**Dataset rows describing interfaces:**
* * * * * * * * *
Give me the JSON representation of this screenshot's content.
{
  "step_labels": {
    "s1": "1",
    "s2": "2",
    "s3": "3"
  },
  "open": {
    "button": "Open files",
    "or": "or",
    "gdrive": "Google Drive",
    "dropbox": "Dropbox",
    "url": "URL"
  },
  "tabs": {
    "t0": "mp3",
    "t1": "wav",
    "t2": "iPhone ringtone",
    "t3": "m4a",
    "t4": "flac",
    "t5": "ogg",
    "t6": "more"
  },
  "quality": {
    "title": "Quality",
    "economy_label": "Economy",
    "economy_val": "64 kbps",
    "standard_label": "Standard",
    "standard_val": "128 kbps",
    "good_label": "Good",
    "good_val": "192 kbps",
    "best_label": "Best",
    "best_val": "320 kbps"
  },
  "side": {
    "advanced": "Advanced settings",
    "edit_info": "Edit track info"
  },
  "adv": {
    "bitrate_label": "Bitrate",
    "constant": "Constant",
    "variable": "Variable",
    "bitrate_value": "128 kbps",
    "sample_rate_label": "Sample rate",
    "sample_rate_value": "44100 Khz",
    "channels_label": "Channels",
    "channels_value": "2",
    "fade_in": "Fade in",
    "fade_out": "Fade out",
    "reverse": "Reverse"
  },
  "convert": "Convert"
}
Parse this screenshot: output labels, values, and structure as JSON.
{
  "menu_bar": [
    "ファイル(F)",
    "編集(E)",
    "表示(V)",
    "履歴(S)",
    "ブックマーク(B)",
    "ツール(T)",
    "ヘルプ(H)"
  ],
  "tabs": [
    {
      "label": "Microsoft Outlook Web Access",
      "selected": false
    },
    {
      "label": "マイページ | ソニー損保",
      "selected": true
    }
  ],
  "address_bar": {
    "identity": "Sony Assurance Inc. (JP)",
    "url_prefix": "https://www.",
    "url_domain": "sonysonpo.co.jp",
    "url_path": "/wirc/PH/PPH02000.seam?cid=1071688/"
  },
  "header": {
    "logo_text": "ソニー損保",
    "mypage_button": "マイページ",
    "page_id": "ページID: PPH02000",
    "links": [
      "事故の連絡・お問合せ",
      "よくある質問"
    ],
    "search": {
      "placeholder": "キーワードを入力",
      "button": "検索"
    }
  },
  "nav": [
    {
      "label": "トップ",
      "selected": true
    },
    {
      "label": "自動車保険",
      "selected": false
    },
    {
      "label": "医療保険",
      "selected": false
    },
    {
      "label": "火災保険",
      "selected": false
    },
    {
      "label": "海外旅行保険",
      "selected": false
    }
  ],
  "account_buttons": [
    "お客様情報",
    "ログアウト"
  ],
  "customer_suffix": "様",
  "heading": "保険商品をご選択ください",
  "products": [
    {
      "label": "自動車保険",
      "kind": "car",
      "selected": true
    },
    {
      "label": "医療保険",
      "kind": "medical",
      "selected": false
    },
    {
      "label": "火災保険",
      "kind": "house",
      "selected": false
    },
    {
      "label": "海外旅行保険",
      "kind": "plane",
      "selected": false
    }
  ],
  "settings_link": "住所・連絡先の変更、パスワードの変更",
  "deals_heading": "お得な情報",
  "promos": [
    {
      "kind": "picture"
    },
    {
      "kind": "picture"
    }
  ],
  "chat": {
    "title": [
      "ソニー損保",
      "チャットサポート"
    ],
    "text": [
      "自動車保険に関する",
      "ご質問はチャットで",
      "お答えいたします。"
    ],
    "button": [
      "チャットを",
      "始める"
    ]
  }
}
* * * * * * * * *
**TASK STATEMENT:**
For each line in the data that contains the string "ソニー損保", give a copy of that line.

**ANSWER BOX:**
      "label": "マイページ | ソニー損保",
    "logo_text": "ソニー損保",
      "ソニー損保",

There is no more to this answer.